WHAT TO PRODUCE
Drop the pictures and repeat the remaining data exactly.

* * *

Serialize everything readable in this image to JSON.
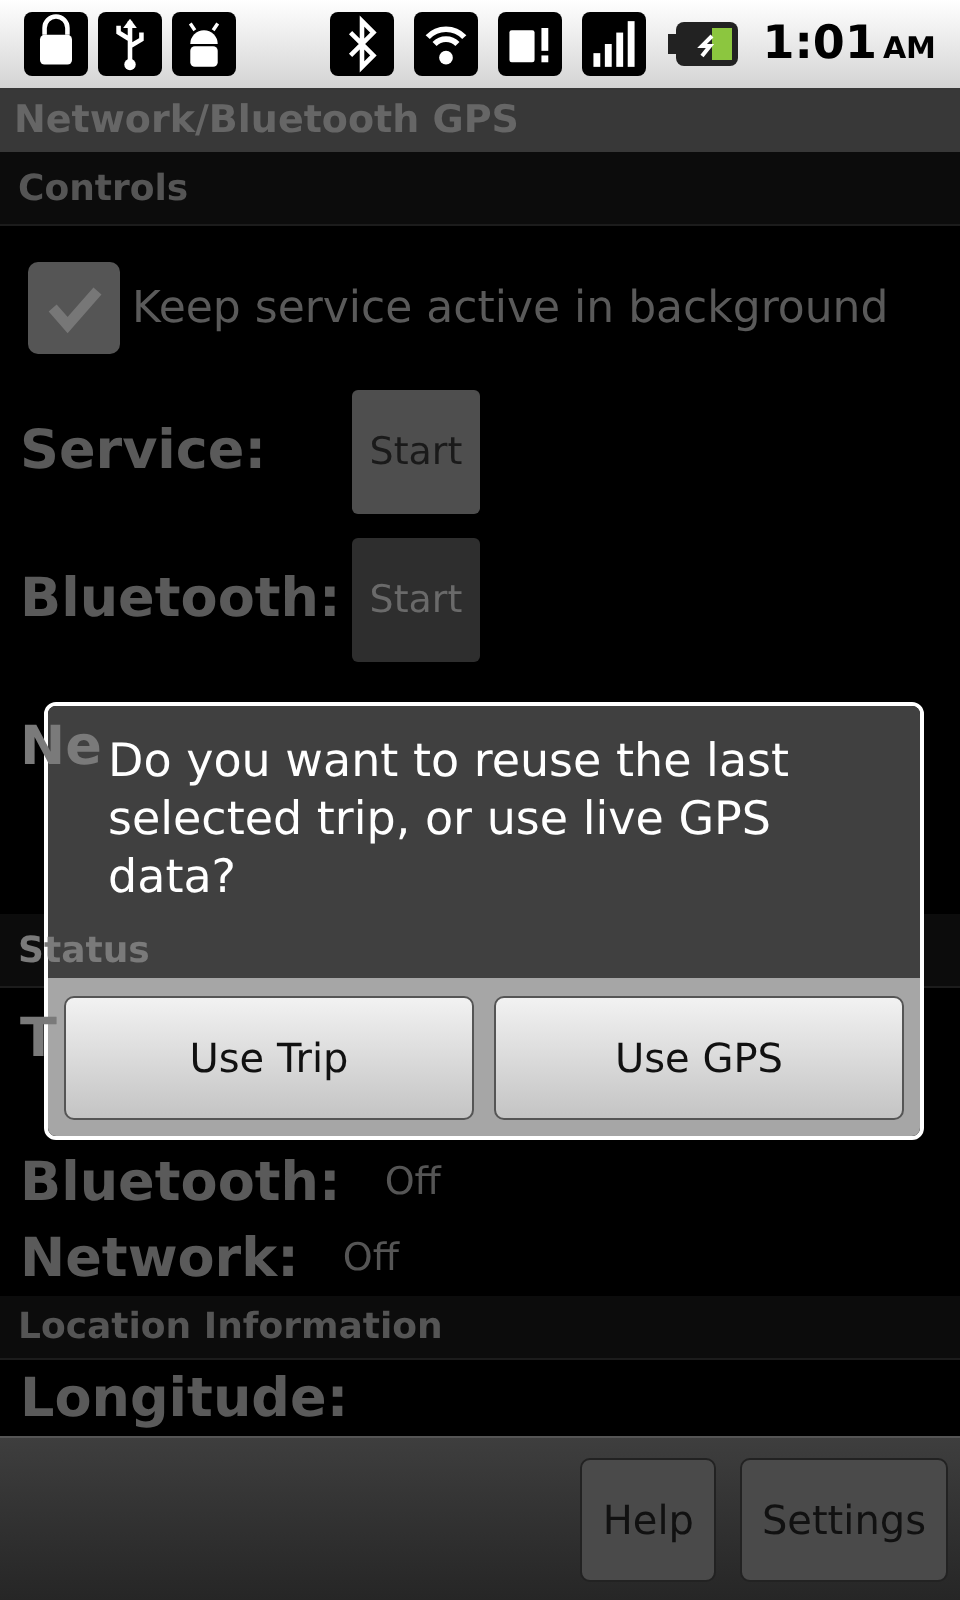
{
  "status_bar": {
    "time": "1:01",
    "meridiem": "AM"
  },
  "title": "Network/Bluetooth GPS",
  "sections": [
    {
      "header": "Controls",
      "items": [
        {
          "kind": "checkbox",
          "label": "Keep service active in background",
          "checked": true
        },
        {
          "kind": "control",
          "label": "Service:",
          "button": "Start",
          "disabled": false
        },
        {
          "kind": "control",
          "label": "Bluetooth:",
          "button": "Start",
          "disabled": true
        },
        {
          "kind": "control",
          "label": "Ne"
        }
      ]
    },
    {
      "header": "Status",
      "items": [
        {
          "kind": "status",
          "label": "T"
        },
        {
          "kind": "status",
          "label": "Bluetooth:",
          "value": "Off"
        },
        {
          "kind": "status",
          "label": "Network:",
          "value": "Off"
        }
      ]
    },
    {
      "header": "Location Information",
      "items": [
        {
          "kind": "status",
          "label": "Longitude:"
        }
      ]
    }
  ],
  "dialog": {
    "message": "Do you want to reuse the last selected trip, or use live GPS data?",
    "buttons": [
      "Use Trip",
      "Use GPS"
    ]
  },
  "footer_buttons": [
    "Help",
    "Settings"
  ]
}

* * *

TASK RESPONSE
Serialize everything readable in this image to JSON.
{
  "status_bar": {
    "time": "1:01",
    "meridiem": "AM"
  },
  "title": "Network/Bluetooth GPS",
  "sections": [
    {
      "header": "Controls",
      "items": [
        {
          "kind": "checkbox",
          "label": "Keep service active in background",
          "checked": true
        },
        {
          "kind": "control",
          "label": "Service:",
          "button": "Start",
          "disabled": false
        },
        {
          "kind": "control",
          "label": "Bluetooth:",
          "button": "Start",
          "disabled": true
        },
        {
          "kind": "control",
          "label": "Ne"
        }
      ]
    },
    {
      "header": "Status",
      "items": [
        {
          "kind": "status",
          "label": "T"
        },
        {
          "kind": "status",
          "label": "Bluetooth:",
          "value": "Off"
        },
        {
          "kind": "status",
          "label": "Network:",
          "value": "Off"
        }
      ]
    },
    {
      "header": "Location Information",
      "items": [
        {
          "kind": "status",
          "label": "Longitude:"
        }
      ]
    }
  ],
  "dialog": {
    "message": "Do you want to reuse the last selected trip, or use live GPS data?",
    "buttons": [
      "Use Trip",
      "Use GPS"
    ]
  },
  "footer_buttons": [
    "Help",
    "Settings"
  ]
}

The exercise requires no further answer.